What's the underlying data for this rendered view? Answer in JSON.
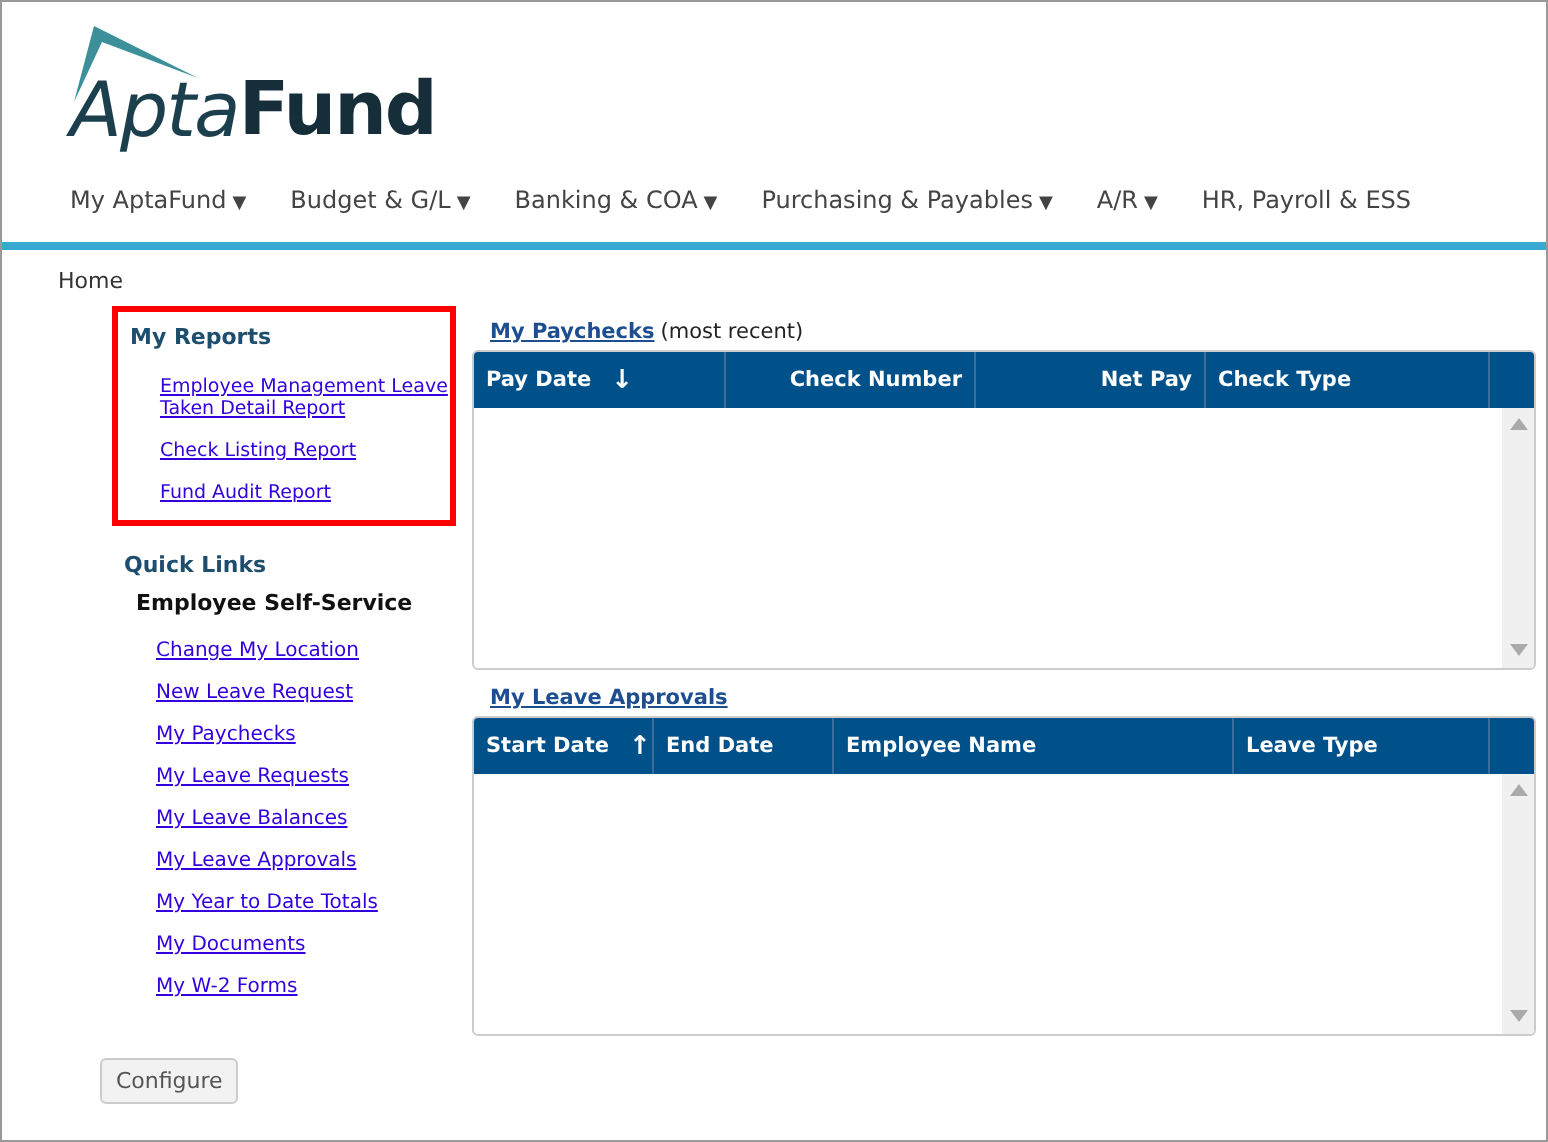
{
  "logo": {
    "part1": "Apta",
    "part2": "Fund"
  },
  "nav": [
    {
      "label": "My AptaFund",
      "caret": "▼"
    },
    {
      "label": "Budget & G/L",
      "caret": "▼"
    },
    {
      "label": "Banking & COA",
      "caret": "▼"
    },
    {
      "label": "Purchasing & Payables",
      "caret": "▼"
    },
    {
      "label": "A/R",
      "caret": "▼"
    },
    {
      "label": "HR, Payroll & ESS"
    }
  ],
  "breadcrumb": "Home",
  "my_reports": {
    "title": "My Reports",
    "highlighted": true,
    "links": [
      "Employee Management Leave Taken Detail Report",
      "Check Listing Report",
      "Fund Audit Report"
    ]
  },
  "quick_links": {
    "title": "Quick Links",
    "group": "Employee Self-Service",
    "links": [
      "Change My Location",
      "New Leave Request",
      "My Paychecks",
      "My Leave Requests",
      "My Leave Balances",
      "My Leave Approvals",
      "My Year to Date Totals",
      "My Documents",
      "My W-2 Forms"
    ]
  },
  "configure_button": "Configure",
  "panels": [
    {
      "title": "My Paychecks",
      "note": "(most recent)",
      "columns": [
        {
          "label": "Pay Date",
          "sort": "↓"
        },
        {
          "label": "Check Number"
        },
        {
          "label": "Net Pay"
        },
        {
          "label": "Check Type"
        }
      ]
    },
    {
      "title": "My Leave Approvals",
      "columns": [
        {
          "label": "Start Date",
          "sort": "↑"
        },
        {
          "label": "End Date"
        },
        {
          "label": "Employee Name"
        },
        {
          "label": "Leave Type"
        }
      ]
    }
  ]
}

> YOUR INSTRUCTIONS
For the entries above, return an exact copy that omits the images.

> WRITTEN RESPONSE
What's the underlying data for this rendered view? Answer in JSON.
{
  "logo": {
    "part1": "Apta",
    "part2": "Fund"
  },
  "nav": [
    {
      "label": "My AptaFund",
      "caret": "▼"
    },
    {
      "label": "Budget & G/L",
      "caret": "▼"
    },
    {
      "label": "Banking & COA",
      "caret": "▼"
    },
    {
      "label": "Purchasing & Payables",
      "caret": "▼"
    },
    {
      "label": "A/R",
      "caret": "▼"
    },
    {
      "label": "HR, Payroll & ESS"
    }
  ],
  "breadcrumb": "Home",
  "my_reports": {
    "title": "My Reports",
    "highlighted": true,
    "links": [
      "Employee Management Leave Taken Detail Report",
      "Check Listing Report",
      "Fund Audit Report"
    ]
  },
  "quick_links": {
    "title": "Quick Links",
    "group": "Employee Self-Service",
    "links": [
      "Change My Location",
      "New Leave Request",
      "My Paychecks",
      "My Leave Requests",
      "My Leave Balances",
      "My Leave Approvals",
      "My Year to Date Totals",
      "My Documents",
      "My W-2 Forms"
    ]
  },
  "configure_button": "Configure",
  "panels": [
    {
      "title": "My Paychecks",
      "note": "(most recent)",
      "columns": [
        {
          "label": "Pay Date",
          "sort": "↓"
        },
        {
          "label": "Check Number"
        },
        {
          "label": "Net Pay"
        },
        {
          "label": "Check Type"
        }
      ]
    },
    {
      "title": "My Leave Approvals",
      "columns": [
        {
          "label": "Start Date",
          "sort": "↑"
        },
        {
          "label": "End Date"
        },
        {
          "label": "Employee Name"
        },
        {
          "label": "Leave Type"
        }
      ]
    }
  ]
}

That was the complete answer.